§ **Exercise**: Retype the records in full, and please keep the pictures out of the copy.
○ ○ ○ ○ ○
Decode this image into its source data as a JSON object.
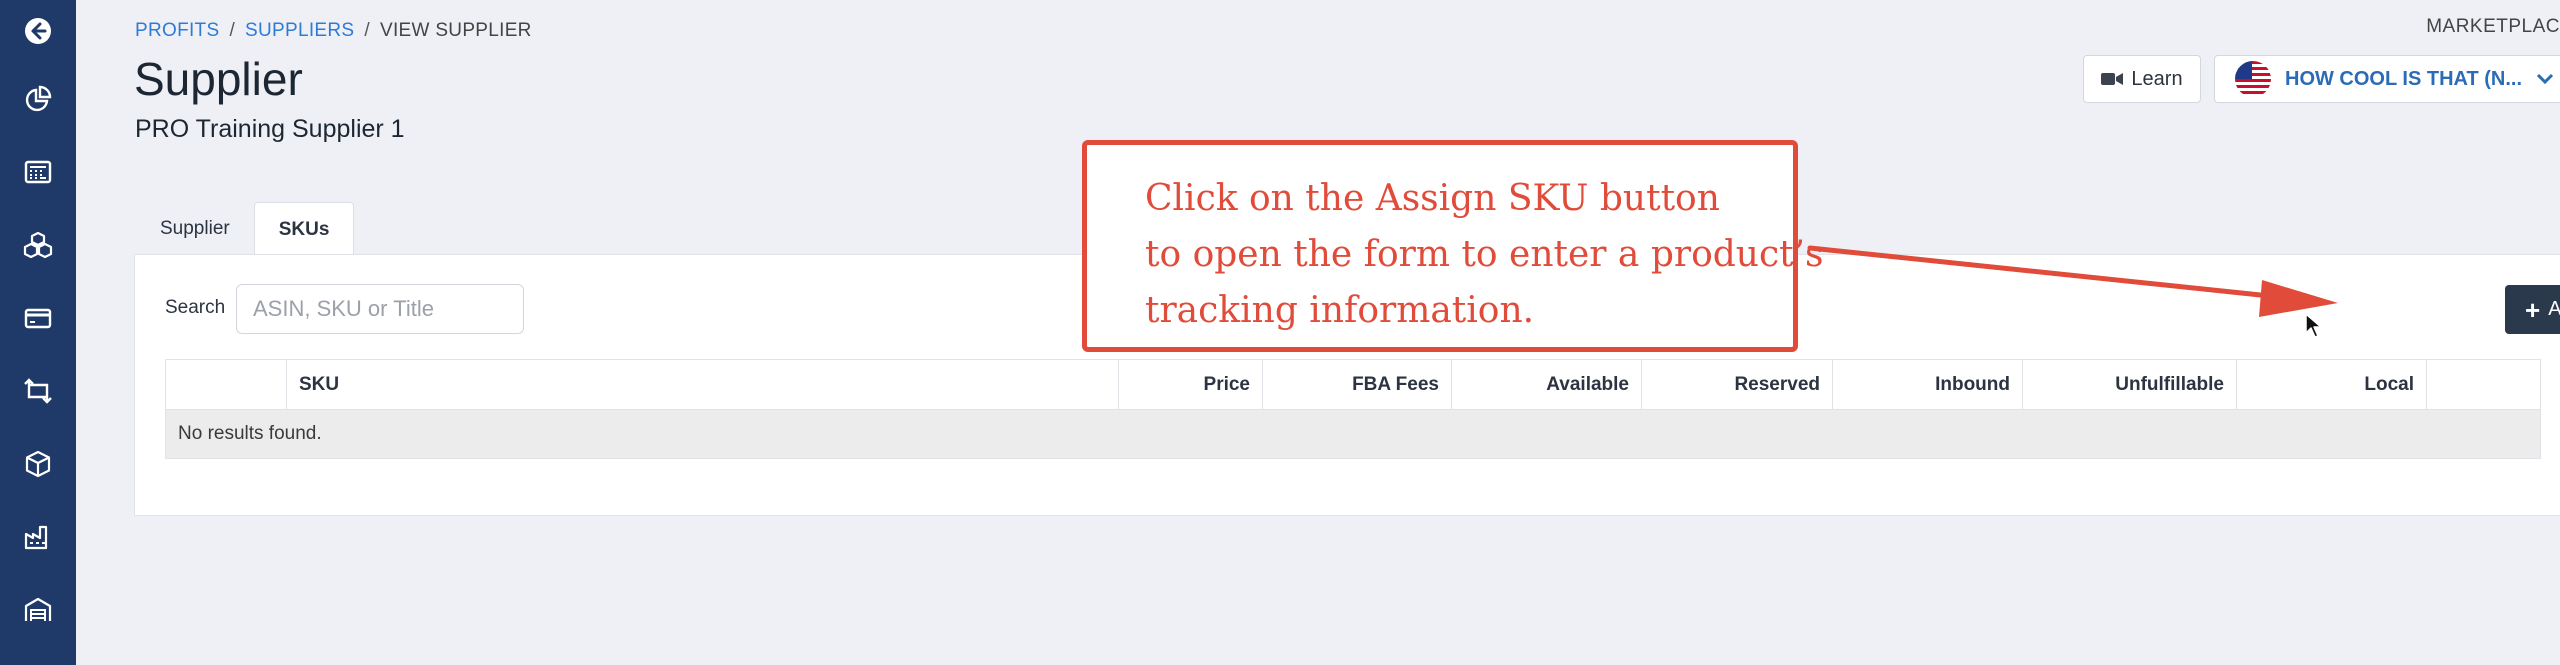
{
  "breadcrumb": {
    "item1": "PROFITS",
    "sep1": "/",
    "item2": "SUPPLIERS",
    "sep2": "/",
    "current": "VIEW SUPPLIER"
  },
  "page": {
    "title": "Supplier",
    "subtitle": "PRO Training Supplier 1"
  },
  "header": {
    "marketplace_label": "MARKETPLAC",
    "learn_label": "Learn",
    "marketplace_value": "HOW COOL IS THAT (N..."
  },
  "tabs": [
    {
      "label": "Supplier",
      "active": false
    },
    {
      "label": "SKUs",
      "active": true
    }
  ],
  "search": {
    "label": "Search",
    "placeholder": "ASIN, SKU or Title",
    "value": ""
  },
  "assign_button": {
    "label": "Assign SKU"
  },
  "table": {
    "columns": [
      "",
      "SKU",
      "Price",
      "FBA Fees",
      "Available",
      "Reserved",
      "Inbound",
      "Unfulfillable",
      "Local",
      ""
    ],
    "empty_message": "No results found."
  },
  "callout": {
    "line1": "Click on the Assign SKU button",
    "line2": "to open the form to enter a product’s",
    "line3": "tracking information."
  },
  "sidebar": {
    "icons": [
      "back-arrow-icon",
      "pie-chart-icon",
      "calculator-icon",
      "boxes-icon",
      "credit-card-icon",
      "repeat-icon",
      "package-icon",
      "factory-icon",
      "warehouse-icon"
    ]
  },
  "colors": {
    "sidebar": "#1f3a68",
    "link": "#2e7bd6",
    "button_dark": "#2a3a4c",
    "callout": "#e04b3a",
    "background": "#eef0f5"
  }
}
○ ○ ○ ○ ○
§ **Result of this exercise**:
Decode this image into its source data as a JSON object.
{
  "breadcrumb": {
    "item1": "PROFITS",
    "sep1": "/",
    "item2": "SUPPLIERS",
    "sep2": "/",
    "current": "VIEW SUPPLIER"
  },
  "page": {
    "title": "Supplier",
    "subtitle": "PRO Training Supplier 1"
  },
  "header": {
    "marketplace_label": "MARKETPLAC",
    "learn_label": "Learn",
    "marketplace_value": "HOW COOL IS THAT (N..."
  },
  "tabs": [
    {
      "label": "Supplier",
      "active": false
    },
    {
      "label": "SKUs",
      "active": true
    }
  ],
  "search": {
    "label": "Search",
    "placeholder": "ASIN, SKU or Title",
    "value": ""
  },
  "assign_button": {
    "label": "Assign SKU"
  },
  "table": {
    "columns": [
      "",
      "SKU",
      "Price",
      "FBA Fees",
      "Available",
      "Reserved",
      "Inbound",
      "Unfulfillable",
      "Local",
      ""
    ],
    "empty_message": "No results found."
  },
  "callout": {
    "line1": "Click on the Assign SKU button",
    "line2": "to open the form to enter a product’s",
    "line3": "tracking information."
  },
  "sidebar": {
    "icons": [
      "back-arrow-icon",
      "pie-chart-icon",
      "calculator-icon",
      "boxes-icon",
      "credit-card-icon",
      "repeat-icon",
      "package-icon",
      "factory-icon",
      "warehouse-icon"
    ]
  },
  "colors": {
    "sidebar": "#1f3a68",
    "link": "#2e7bd6",
    "button_dark": "#2a3a4c",
    "callout": "#e04b3a",
    "background": "#eef0f5"
  }
}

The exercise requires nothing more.